Wednesday, February 18, 2015

February 18, 2015, Ed Sessa


As is often the case with early-week puzzles, I didn't know what the theme was while I was solving, but now that I understand it, I like it. It's absurd and goofy, and, well, that's often enough for me. QUESTIONTHEDUCK (36A: Try to find out what's what at a pond?) made me laugh. Not "out loud," but still, I think I might have exhaled slightly harder through my nose. Does that count as "out loud?" I guess it was audible, within a certain radius...

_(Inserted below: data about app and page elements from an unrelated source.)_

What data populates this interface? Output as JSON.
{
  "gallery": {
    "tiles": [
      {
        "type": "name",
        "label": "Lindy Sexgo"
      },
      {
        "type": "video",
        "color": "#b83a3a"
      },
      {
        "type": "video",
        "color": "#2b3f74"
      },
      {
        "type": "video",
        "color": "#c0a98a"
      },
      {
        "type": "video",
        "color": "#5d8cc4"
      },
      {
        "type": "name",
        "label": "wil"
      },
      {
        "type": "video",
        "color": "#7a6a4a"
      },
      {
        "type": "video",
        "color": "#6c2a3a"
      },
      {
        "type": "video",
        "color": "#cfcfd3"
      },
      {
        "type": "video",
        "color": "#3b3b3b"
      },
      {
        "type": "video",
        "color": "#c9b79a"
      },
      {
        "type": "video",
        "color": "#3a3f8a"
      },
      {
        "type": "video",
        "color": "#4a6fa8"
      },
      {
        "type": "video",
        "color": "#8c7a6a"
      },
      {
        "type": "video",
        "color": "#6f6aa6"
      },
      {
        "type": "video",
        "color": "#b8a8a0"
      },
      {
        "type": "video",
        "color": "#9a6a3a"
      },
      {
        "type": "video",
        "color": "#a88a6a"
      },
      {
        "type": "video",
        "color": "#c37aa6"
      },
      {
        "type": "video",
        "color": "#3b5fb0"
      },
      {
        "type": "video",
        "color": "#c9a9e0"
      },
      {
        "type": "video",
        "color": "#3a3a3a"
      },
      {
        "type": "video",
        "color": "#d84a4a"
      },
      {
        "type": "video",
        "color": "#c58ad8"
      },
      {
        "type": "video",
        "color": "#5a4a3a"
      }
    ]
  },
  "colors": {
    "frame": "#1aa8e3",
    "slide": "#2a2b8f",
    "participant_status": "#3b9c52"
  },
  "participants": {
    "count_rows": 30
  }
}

In non-theme fill, I started entering "U.S.S.R." for 1A: Letters on Soyuz rockets (CCCP), but caught myself before I had even finished, and put in the correct answer. After that, almost everything went right in until I got a little more than halfway down. TEFLON (44A: Polytetrafluoroethylene, commercially) took a few crosses, and the same is true for ALTER (48D: Take up or let out).

Favorite clue, and best of the week, so far - 35D: It's all around you (SKIN). Eeewwwww! So gross, but so good. Also, speaking of the body, I thought it was a good clue for ULNA today (14A: Fifth-longest bone in the human body). 15A: One navigating the web? (SPIDER) was cute.

You might be interested to hear that I looked up "swab" as used in DECKTHESWAB (56A: Kayo Popeye?). It is slang for sailor, of course, and it's not far from "synecdoche." Heh. I've heard "swabbie" more often, but my "work" dictionary (a gift from Frannie when I got my new job!) says that "swabbie" can be used for anyone enlisted in the U.S. Navy, and that "swab" is specifically for a sailor. I don't know about that, but I guess I'll have to take Webster's word for it. And I suppose "Kiltie" can be used for any Scot? (2D: Kiltie's group (CLAN)). Webster does not agree. The only definitions they give are "n. 1. A flap of fringed and, sometimes, perforated leather extending from and folding back over the top end of the vamp of a shoe 2. A shoe with such a flap." I'll have to try that when we go to Scotland in a few months. "Hey Kiltie, got any scotch for me?"

Not perfect (STANDEE is poor), but fun enough.

- Horace


  1. 13:07. Cece took first crack at the puzzle on this, her 13th birthday, and handed it over to me after about 6 minutes with a few entries put in. Funnily enough, she had entered STANDEE. She also got DEFROSTS, ECHO, DES, ZEE. She also suggested ULNA but did not have the courage of her convictions to put it in. She wanted "Ooh la la" for ETVOILA, and I think she gets partial credit for that.

    I like the theme a great deal. Like you, Horace, I didn't get the theme until I had four of the five entered. Somehow, DECKTHESWAB was enough. I like BOOKSTHECOOK for the cleverness of switching a plural noun for a third person singular verb. Some might nitpick that the other four did not do that, but I don't care.

  2. 11:05
    I liked SPOOK (13D Bogeyman) as well as being reminded of ENCARTA which I used only rarely. I remember that it took up quite a bit of room on the old 8086s and 8088s; not really worth it. But it didn't interfere too much with speed since the dial-up wasn't too fast regardless. I thought that STANDEE was terrible, but always enjoy one of its crosses: ALICE. Good theme and fun puzzle. I don't like them when they're too difficult or time-consuming.